(Dataset items)
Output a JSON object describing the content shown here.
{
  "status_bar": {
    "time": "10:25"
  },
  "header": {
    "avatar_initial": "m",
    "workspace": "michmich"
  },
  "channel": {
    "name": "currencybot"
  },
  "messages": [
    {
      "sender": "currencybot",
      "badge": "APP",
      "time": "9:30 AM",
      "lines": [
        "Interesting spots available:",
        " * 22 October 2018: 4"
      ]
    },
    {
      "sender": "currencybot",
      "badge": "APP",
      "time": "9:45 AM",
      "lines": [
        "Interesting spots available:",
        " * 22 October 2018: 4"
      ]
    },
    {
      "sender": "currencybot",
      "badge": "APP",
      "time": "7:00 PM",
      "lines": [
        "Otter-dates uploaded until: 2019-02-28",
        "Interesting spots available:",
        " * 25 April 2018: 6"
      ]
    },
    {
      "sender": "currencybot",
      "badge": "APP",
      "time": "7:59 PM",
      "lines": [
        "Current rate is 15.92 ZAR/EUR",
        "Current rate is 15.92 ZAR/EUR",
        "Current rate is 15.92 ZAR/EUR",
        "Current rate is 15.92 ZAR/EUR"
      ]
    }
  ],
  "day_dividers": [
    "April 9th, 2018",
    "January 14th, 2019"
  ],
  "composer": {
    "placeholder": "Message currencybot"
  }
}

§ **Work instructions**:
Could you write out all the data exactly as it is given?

§ **Response to this exercise**:
Output a JSON object describing the content shown here.
{
  "status_bar": {
    "time": "10:25"
  },
  "header": {
    "avatar_initial": "m",
    "workspace": "michmich"
  },
  "channel": {
    "name": "currencybot"
  },
  "messages": [
    {
      "sender": "currencybot",
      "badge": "APP",
      "time": "9:30 AM",
      "lines": [
        "Interesting spots available:",
        " * 22 October 2018: 4"
      ]
    },
    {
      "sender": "currencybot",
      "badge": "APP",
      "time": "9:45 AM",
      "lines": [
        "Interesting spots available:",
        " * 22 October 2018: 4"
      ]
    },
    {
      "sender": "currencybot",
      "badge": "APP",
      "time": "7:00 PM",
      "lines": [
        "Otter-dates uploaded until: 2019-02-28",
        "Interesting spots available:",
        " * 25 April 2018: 6"
      ]
    },
    {
      "sender": "currencybot",
      "badge": "APP",
      "time": "7:59 PM",
      "lines": [
        "Current rate is 15.92 ZAR/EUR",
        "Current rate is 15.92 ZAR/EUR",
        "Current rate is 15.92 ZAR/EUR",
        "Current rate is 15.92 ZAR/EUR"
      ]
    }
  ],
  "day_dividers": [
    "April 9th, 2018",
    "January 14th, 2019"
  ],
  "composer": {
    "placeholder": "Message currencybot"
  }
}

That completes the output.